Body Cameras for Police Threaten Public Safety

Daniella Barreto
An officer with a body camera in Manchester, UK. Body cams are common in many police forces across Europe, and the VPD plan to outfit their officers with them by 2025. But critics point out body cams record police violence — they don’t stop it. Photo via Shutterstock.

Feb. 1, 2023

Especially for Black people.

When Vancouver’s ABC-dominated city council voted in December in favour of outfitting frontline police officers with body-worn cameras by 2025, proponents were quick to herald the decision as a win for both law enforcement and the public.

The Vancouver Police Department would have a powerful new tool, as Mayor Ken Sim described to The Tyee in an interview during the 2022 municipal race in which he was elected, to “make sure that everyone is safe.”

At least that’s the argument, pitched by decision-makers across North America and echoed in Sim’s election promises.

Among their many problems, body cameras don’t level the power imbalance between police and communities disproportionately harmed by police violence. As we have seen in body camera footage released Jan. 27 of Tyre Nichols’ fatal Jan. 7 beating by police in Memphis, Tennessee, the cameras record police violence — but they don’t stop it.

Body cameras mean more surveillance. More evidence gathered by constant recording will provide additional ways to criminalize people who already have increased contact with police and to cyclically justify the surveillance state.

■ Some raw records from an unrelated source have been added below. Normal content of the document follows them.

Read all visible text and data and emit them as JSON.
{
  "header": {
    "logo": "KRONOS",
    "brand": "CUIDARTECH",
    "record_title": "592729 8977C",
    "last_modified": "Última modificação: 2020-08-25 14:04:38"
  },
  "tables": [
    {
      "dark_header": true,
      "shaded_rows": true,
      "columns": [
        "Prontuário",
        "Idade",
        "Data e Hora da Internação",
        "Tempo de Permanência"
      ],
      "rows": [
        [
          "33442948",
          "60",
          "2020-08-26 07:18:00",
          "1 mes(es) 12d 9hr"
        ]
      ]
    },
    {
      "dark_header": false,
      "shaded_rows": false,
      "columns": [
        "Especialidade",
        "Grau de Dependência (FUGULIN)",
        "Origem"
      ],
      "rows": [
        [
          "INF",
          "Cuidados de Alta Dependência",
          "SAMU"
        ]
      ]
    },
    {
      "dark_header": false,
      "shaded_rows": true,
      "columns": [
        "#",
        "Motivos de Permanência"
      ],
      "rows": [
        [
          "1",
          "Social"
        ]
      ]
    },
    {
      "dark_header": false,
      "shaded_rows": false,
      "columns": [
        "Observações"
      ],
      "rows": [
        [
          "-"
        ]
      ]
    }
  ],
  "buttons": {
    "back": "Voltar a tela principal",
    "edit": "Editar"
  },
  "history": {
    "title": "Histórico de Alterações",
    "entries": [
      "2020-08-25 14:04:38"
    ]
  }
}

VPD report to the Vancouver Police Board in 2013 flagged civil-liberty concerns and storage costs as potential drawbacks of a body camera program. But by the end of 2022, the Vancouver Police Board budgeted $200,000 for a body cameras pilot program, as reported by The Tyee’s Jen St. Denis.

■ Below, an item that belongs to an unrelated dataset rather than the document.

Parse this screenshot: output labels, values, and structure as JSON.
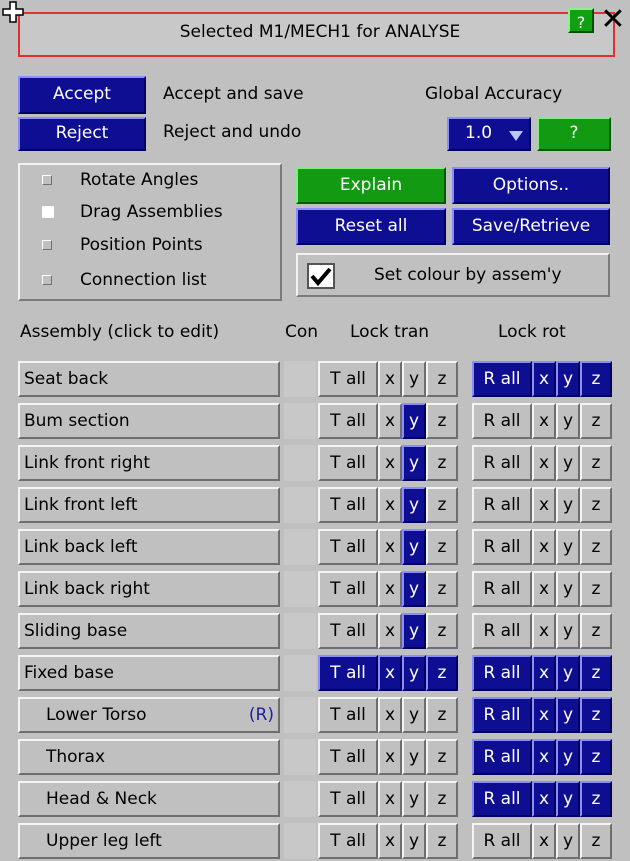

Tech won’t save us

Body cameras are a colossal expense and will also introduce the potential for further harms associated with facial-recognition technology. Canadian police departments already employ FRT and have often been dishonest about its use. One month after denying they used it, the Toronto Police Service admitted to deploying facial-recognition software in 2019. Amid the resulting scandal, police departments in Calgary and Vancouver likewise admitted to using FRT, as well as some RCMP units in B.C. In this context, the potential for body camera data to be used with facial-recognition technology is a reasonable concern.

FRT is notoriously inaccurate. A study from the University of Essex revealed that it was accurate in 19 per cent of cases. Moreover, as Black American researchers Joy Buolamwini and Timnit Gebru demonstrate, FRT is terrible at distinguishing Black people, especially Black women. There are also concerns about FRT’s accuracy in identifying Indigenous people, trans people and people who have had facial surgery.

If FRT is used to identify people recorded in body camera footage, in real time or retroactively, inaccurate software could lead to false positive identifications, or incidents of “mistaken identity,” because of the bias inherent in facial-recognition systems.

In cities like Toronto, Vancouver and Halifax, where Black people are already racially profiled, funnelling more data into police databases could introduce additional ways for Black people to be targeted, fuelled by inaccurate tech.

Reimagining public safety and freedom

The answer is not to make FRT better at identifying everyone. FRT, like many surveillance tools, poses a dire threat to human rights, including the rights to privacy, non-discrimination, peaceful assembly and free expression. As a former Black Lives Matter Vancouver organizer, I am intimately familiar with the chilling effects of surveillance.

In 2017, after a year of activism and protests, we learned that the RCMP had monitored our group since at least 2016. It was an unsettling discovery that has, at times, made me hesitant to exercise my right to public protest.

My experiences are the inspiration for the first season of Amnesty International Canada’s debut podcast, Rights Back at You, which premiered on Feb. 1 to mark the beginning of Black History Month.

As creator and host, I had the privilege of interviewing Black activists speaking out against increased police power and control. I hope that, by amplifying the stories of people reimagining public safety and freedom, the podcast will inspire listeners to think critically about the role of policing and surveillance in perpetuating anti-Black, anti-Indigenous and other forms of systemic racism.

As the stories in Rights Back at You reveal, we cannot fall into the trap of techno-solutionism — the idea that if we just have better technology and more data, we can easily solve complex social problems. Treating emerging technology as a panacea for social ills and gathering more data can usher in harmful unintended consequences, even if it sounds like a promising idea at the start.

There is certainly a role for technology to play in the betterment of our world.

However, we need to interrogate each application’s purpose and whether it truly safeguards human rights and promotes public safety — not just for ABC Vancouver supporters and people with power, but for all.

Daniella Barreto is Amnesty International Canada’s digital activism co-ordinator and creator and host of the podcast Rights Back at You on anti-Black racism and policing.

[Top photo: An officer with a body camera in Manchester, UK. Body cams are common in many police forces across Europe, and the VPD plan to outfit their officers with them by 2025. But critics point out body cams record police violence — they don’t stop it. Photo via Shutterstock.]